*Task details*: An exact copy of all records is expected, minus the images.

== Excerpted records ==

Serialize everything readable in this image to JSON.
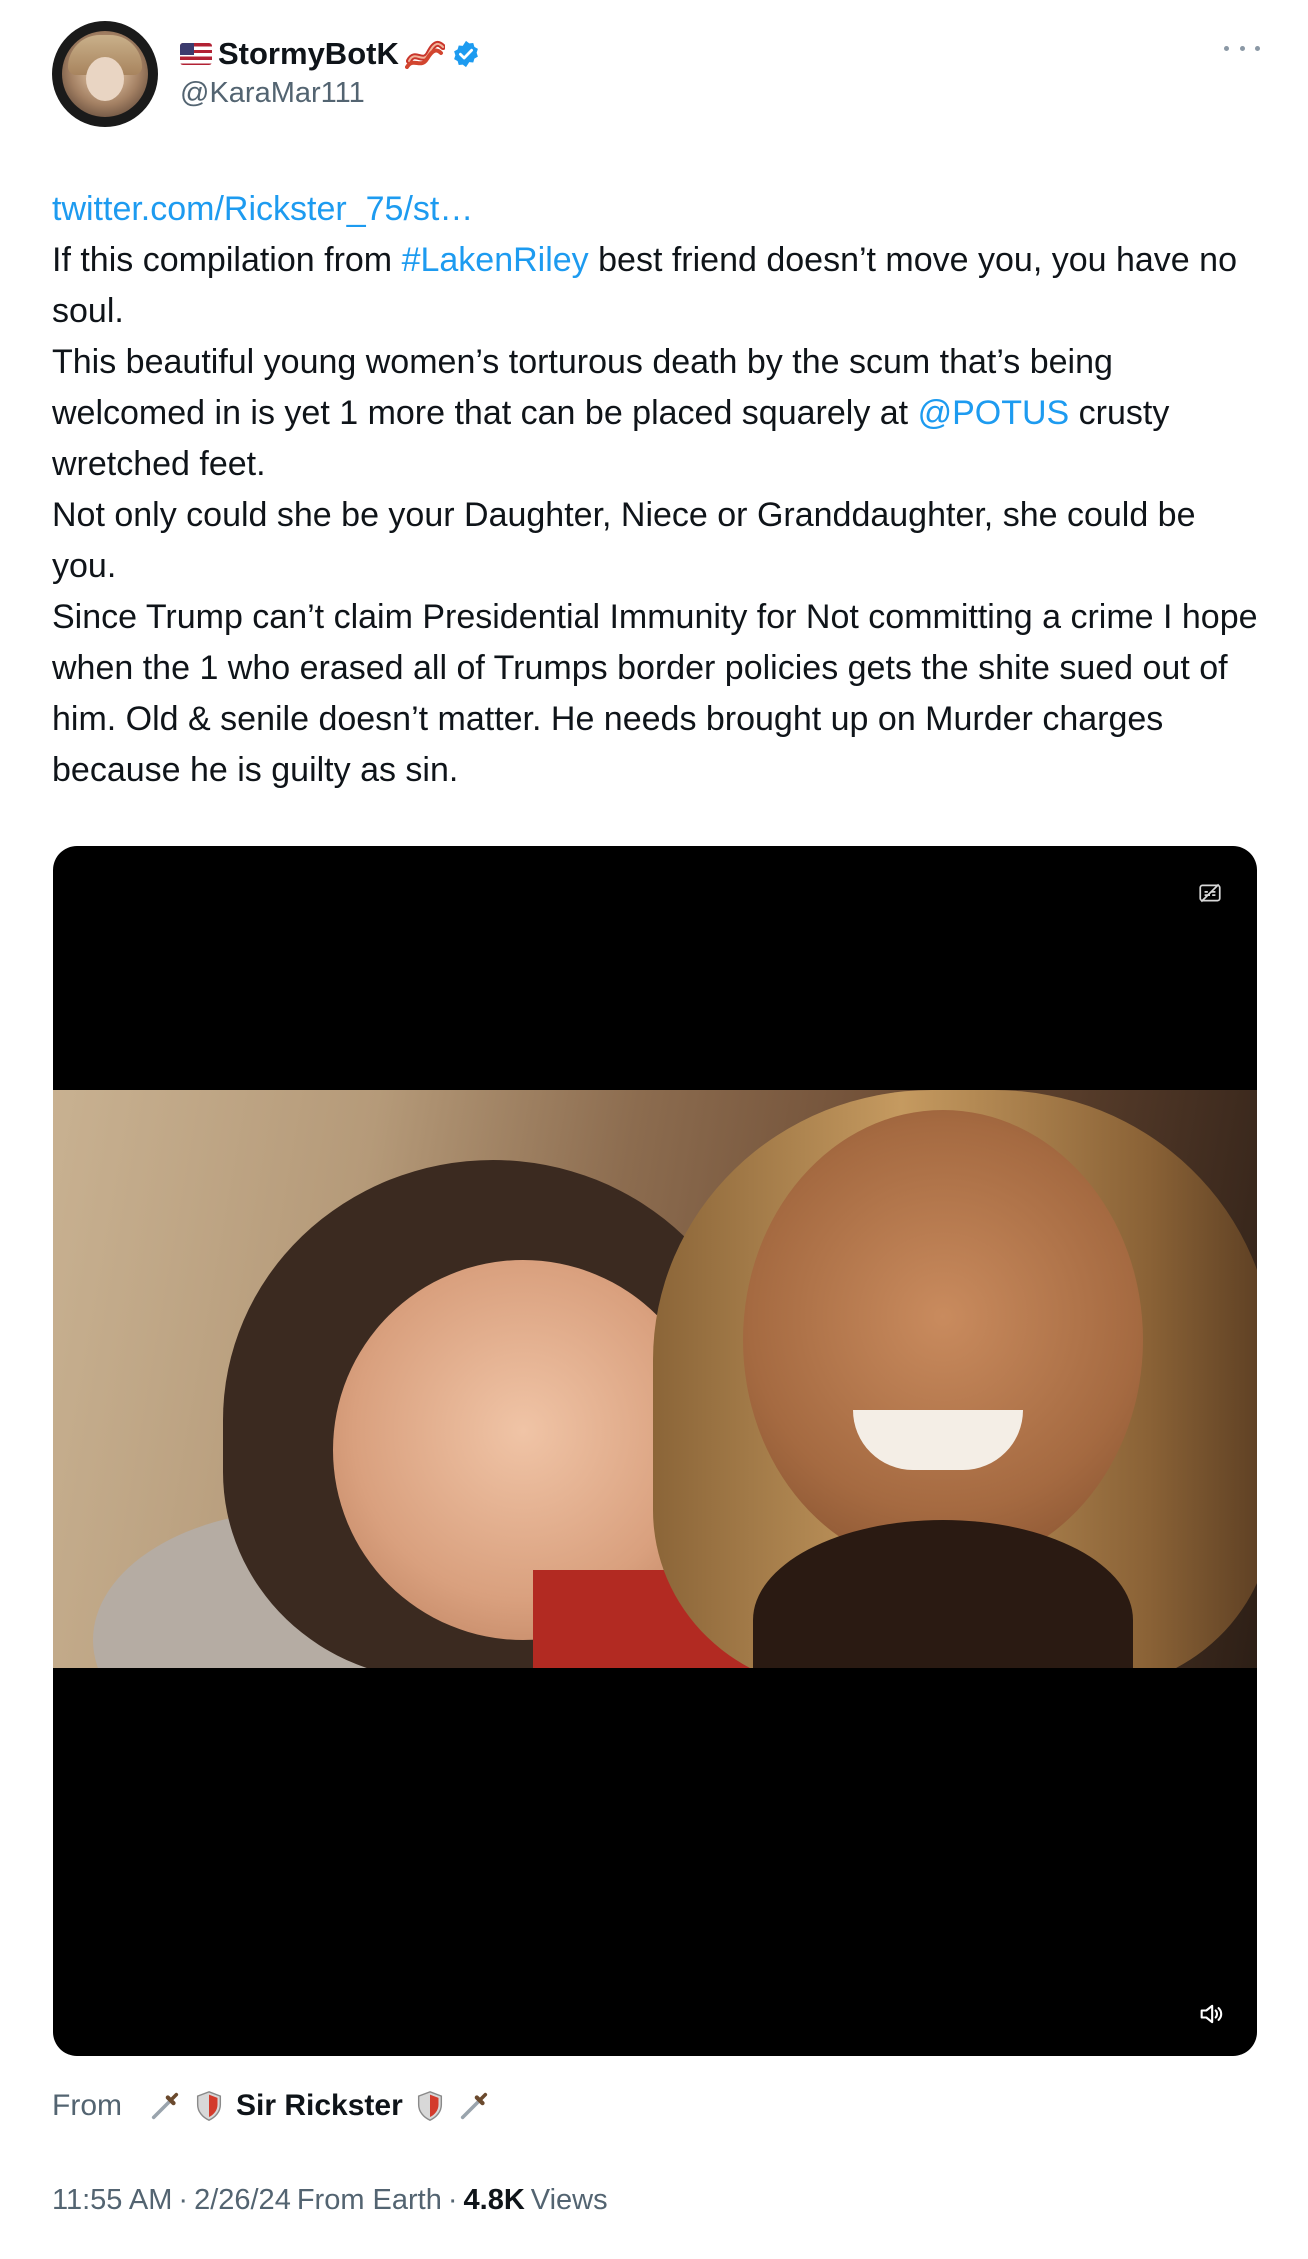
{
  "header": {
    "display_name": "StormyBotK",
    "handle": "@KaraMar111",
    "flag_icon": "us-flag-icon",
    "bacon_icon": "bacon-icon",
    "verified_icon": "verified-badge-icon",
    "verified_color": "#1d9bf0"
  },
  "tweet": {
    "link_text": "twitter.com/Rickster_75/st…",
    "line1_pre": "If this compilation from ",
    "hashtag": "#LakenRiley",
    "line1_post": " best friend doesn’t move you, you have no soul.",
    "line2_pre": "This beautiful young women’s torturous death by the scum that’s being welcomed in is yet 1 more that can be placed squarely at ",
    "mention": "@POTUS",
    "line2_post": " crusty wretched feet.",
    "line3": "Not only could she be your Daughter, Niece or Granddaughter, she could be you.",
    "line4": "Since Trump can’t claim Presidential Immunity for Not committing a crime I hope when the 1 who erased all of Trumps border policies gets the shite sued out of him. Old & senile doesn’t matter. He needs brought up on Murder charges because he is guilty as sin.",
    "link_color": "#1d9bf0"
  },
  "media": {
    "caption_icon": "closed-captions-icon",
    "volume_icon": "volume-icon"
  },
  "from": {
    "label": "From",
    "name": "Sir Rickster",
    "emoji_dagger": "dagger-icon",
    "emoji_shield": "shield-icon"
  },
  "meta": {
    "time": "11:55 AM",
    "sep1": "·",
    "date": "2/26/24",
    "source": "From Earth",
    "sep2": "·",
    "views_count": "4.8K",
    "views_label": "Views"
  }
}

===

*Worked solution*:
Serialize everything readable in this image to JSON.
{
  "header": {
    "display_name": "StormyBotK",
    "handle": "@KaraMar111",
    "flag_icon": "us-flag-icon",
    "bacon_icon": "bacon-icon",
    "verified_icon": "verified-badge-icon",
    "verified_color": "#1d9bf0"
  },
  "tweet": {
    "link_text": "twitter.com/Rickster_75/st…",
    "line1_pre": "If this compilation from ",
    "hashtag": "#LakenRiley",
    "line1_post": " best friend doesn’t move you, you have no soul.",
    "line2_pre": "This beautiful young women’s torturous death by the scum that’s being welcomed in is yet 1 more that can be placed squarely at ",
    "mention": "@POTUS",
    "line2_post": " crusty wretched feet.",
    "line3": "Not only could she be your Daughter, Niece or Granddaughter, she could be you.",
    "line4": "Since Trump can’t claim Presidential Immunity for Not committing a crime I hope when the 1 who erased all of Trumps border policies gets the shite sued out of him. Old & senile doesn’t matter. He needs brought up on Murder charges because he is guilty as sin.",
    "link_color": "#1d9bf0"
  },
  "media": {
    "caption_icon": "closed-captions-icon",
    "volume_icon": "volume-icon"
  },
  "from": {
    "label": "From",
    "name": "Sir Rickster",
    "emoji_dagger": "dagger-icon",
    "emoji_shield": "shield-icon"
  },
  "meta": {
    "time": "11:55 AM",
    "sep1": "·",
    "date": "2/26/24",
    "source": "From Earth",
    "sep2": "·",
    "views_count": "4.8K",
    "views_label": "Views"
  }
}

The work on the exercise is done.